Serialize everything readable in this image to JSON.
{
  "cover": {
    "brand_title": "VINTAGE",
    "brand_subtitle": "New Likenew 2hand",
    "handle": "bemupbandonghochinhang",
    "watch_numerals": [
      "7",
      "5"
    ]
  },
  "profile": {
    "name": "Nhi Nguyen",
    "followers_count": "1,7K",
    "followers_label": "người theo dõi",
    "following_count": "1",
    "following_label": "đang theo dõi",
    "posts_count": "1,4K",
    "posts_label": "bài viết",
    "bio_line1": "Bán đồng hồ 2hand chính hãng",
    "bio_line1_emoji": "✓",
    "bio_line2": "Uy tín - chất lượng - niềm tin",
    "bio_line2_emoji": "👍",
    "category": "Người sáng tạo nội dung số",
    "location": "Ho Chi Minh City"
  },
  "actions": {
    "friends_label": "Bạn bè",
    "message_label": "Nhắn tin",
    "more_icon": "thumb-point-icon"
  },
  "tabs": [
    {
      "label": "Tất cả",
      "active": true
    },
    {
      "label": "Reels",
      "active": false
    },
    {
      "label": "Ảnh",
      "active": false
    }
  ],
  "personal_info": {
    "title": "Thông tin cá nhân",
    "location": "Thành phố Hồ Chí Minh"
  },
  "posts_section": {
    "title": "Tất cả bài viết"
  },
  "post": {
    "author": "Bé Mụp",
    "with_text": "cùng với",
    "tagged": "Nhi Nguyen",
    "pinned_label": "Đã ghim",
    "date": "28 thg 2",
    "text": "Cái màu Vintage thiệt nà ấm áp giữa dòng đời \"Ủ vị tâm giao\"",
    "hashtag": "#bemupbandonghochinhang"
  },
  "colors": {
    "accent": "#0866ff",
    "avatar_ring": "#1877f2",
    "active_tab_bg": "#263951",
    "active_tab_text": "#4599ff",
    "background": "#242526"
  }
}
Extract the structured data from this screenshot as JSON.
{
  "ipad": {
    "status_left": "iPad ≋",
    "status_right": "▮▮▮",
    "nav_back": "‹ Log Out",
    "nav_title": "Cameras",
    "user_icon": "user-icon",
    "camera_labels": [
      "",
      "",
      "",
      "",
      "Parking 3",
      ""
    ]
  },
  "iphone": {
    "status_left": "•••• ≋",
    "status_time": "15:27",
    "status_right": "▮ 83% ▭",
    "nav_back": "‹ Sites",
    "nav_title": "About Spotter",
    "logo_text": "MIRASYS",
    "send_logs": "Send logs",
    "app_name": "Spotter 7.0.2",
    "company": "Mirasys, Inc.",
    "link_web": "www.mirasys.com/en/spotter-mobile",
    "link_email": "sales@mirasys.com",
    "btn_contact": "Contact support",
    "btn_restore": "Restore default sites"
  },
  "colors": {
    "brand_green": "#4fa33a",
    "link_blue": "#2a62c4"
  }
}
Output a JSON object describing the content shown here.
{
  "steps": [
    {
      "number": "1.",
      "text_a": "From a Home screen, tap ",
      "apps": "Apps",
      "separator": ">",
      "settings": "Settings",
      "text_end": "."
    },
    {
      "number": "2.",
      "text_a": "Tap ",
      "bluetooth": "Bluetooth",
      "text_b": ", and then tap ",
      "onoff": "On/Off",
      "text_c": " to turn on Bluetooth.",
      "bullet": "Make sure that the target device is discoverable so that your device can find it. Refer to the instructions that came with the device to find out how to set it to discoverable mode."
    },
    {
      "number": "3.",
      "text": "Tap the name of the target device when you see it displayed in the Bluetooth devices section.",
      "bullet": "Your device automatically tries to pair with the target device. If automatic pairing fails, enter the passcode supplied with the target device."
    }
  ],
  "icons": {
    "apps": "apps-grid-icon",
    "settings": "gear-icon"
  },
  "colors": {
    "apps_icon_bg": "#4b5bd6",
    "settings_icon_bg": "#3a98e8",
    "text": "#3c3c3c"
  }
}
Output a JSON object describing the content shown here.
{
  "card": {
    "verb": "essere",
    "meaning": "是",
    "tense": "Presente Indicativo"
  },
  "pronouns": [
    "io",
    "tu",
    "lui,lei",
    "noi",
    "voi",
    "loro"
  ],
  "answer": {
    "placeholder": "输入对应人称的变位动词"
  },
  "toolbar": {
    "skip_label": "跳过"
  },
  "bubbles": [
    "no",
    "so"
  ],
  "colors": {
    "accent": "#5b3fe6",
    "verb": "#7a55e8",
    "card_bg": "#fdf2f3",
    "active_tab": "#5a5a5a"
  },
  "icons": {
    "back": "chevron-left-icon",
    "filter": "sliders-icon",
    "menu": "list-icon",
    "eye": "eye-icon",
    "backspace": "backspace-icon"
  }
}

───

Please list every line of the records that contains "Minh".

    "location": "Ho Chi Minh City"
    "location": "Thành phố Hồ Chí Minh"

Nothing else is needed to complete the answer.